*** Opening Excerpted data ***
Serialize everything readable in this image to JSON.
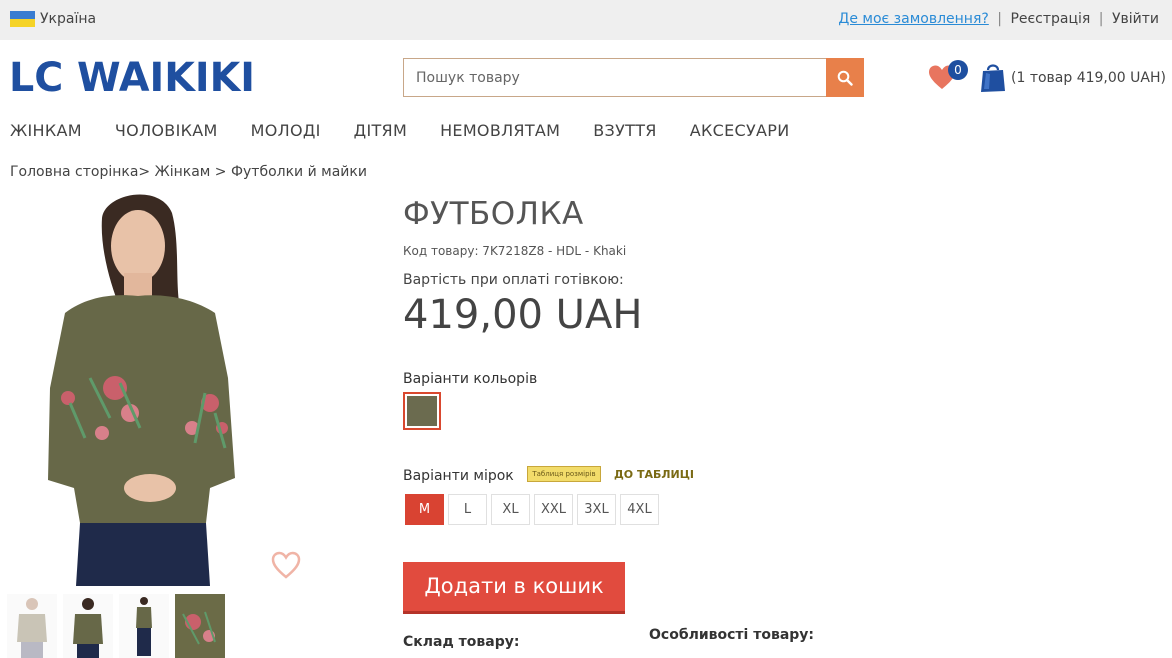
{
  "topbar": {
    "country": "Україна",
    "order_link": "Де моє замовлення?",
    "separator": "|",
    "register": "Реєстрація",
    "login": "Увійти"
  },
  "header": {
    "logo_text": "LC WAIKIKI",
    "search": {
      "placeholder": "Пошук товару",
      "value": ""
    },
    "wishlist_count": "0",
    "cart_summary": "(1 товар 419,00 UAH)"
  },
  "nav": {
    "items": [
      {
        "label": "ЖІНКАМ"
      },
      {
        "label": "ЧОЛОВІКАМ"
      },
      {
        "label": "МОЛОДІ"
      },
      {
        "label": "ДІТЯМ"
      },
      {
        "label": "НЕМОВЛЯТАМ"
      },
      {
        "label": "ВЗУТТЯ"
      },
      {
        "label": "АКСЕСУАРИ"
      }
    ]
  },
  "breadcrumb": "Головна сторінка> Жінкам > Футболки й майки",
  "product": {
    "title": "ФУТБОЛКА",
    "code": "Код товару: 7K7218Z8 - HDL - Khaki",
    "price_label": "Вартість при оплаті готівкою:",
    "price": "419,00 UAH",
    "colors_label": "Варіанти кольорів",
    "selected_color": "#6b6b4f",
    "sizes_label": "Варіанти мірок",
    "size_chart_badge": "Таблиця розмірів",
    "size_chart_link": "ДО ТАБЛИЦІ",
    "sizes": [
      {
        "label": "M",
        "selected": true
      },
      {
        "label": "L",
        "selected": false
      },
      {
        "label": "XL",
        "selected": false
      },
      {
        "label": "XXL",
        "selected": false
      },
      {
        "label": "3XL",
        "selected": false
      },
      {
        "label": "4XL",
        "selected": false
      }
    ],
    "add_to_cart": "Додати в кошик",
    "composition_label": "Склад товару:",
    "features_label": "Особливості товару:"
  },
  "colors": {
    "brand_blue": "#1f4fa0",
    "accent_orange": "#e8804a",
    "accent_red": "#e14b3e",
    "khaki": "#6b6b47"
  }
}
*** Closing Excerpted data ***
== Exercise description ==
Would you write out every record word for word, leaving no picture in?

== Solution for this exercise ==
Serialize everything readable in this image to JSON.
{
  "topbar": {
    "country": "Україна",
    "order_link": "Де моє замовлення?",
    "separator": "|",
    "register": "Реєстрація",
    "login": "Увійти"
  },
  "header": {
    "logo_text": "LC WAIKIKI",
    "search": {
      "placeholder": "Пошук товару",
      "value": ""
    },
    "wishlist_count": "0",
    "cart_summary": "(1 товар 419,00 UAH)"
  },
  "nav": {
    "items": [
      {
        "label": "ЖІНКАМ"
      },
      {
        "label": "ЧОЛОВІКАМ"
      },
      {
        "label": "МОЛОДІ"
      },
      {
        "label": "ДІТЯМ"
      },
      {
        "label": "НЕМОВЛЯТАМ"
      },
      {
        "label": "ВЗУТТЯ"
      },
      {
        "label": "АКСЕСУАРИ"
      }
    ]
  },
  "breadcrumb": "Головна сторінка> Жінкам > Футболки й майки",
  "product": {
    "title": "ФУТБОЛКА",
    "code": "Код товару: 7K7218Z8 - HDL - Khaki",
    "price_label": "Вартість при оплаті готівкою:",
    "price": "419,00 UAH",
    "colors_label": "Варіанти кольорів",
    "selected_color": "#6b6b4f",
    "sizes_label": "Варіанти мірок",
    "size_chart_badge": "Таблиця розмірів",
    "size_chart_link": "ДО ТАБЛИЦІ",
    "sizes": [
      {
        "label": "M",
        "selected": true
      },
      {
        "label": "L",
        "selected": false
      },
      {
        "label": "XL",
        "selected": false
      },
      {
        "label": "XXL",
        "selected": false
      },
      {
        "label": "3XL",
        "selected": false
      },
      {
        "label": "4XL",
        "selected": false
      }
    ],
    "add_to_cart": "Додати в кошик",
    "composition_label": "Склад товару:",
    "features_label": "Особливості товару:"
  },
  "colors": {
    "brand_blue": "#1f4fa0",
    "accent_orange": "#e8804a",
    "accent_red": "#e14b3e",
    "khaki": "#6b6b47"
  }
}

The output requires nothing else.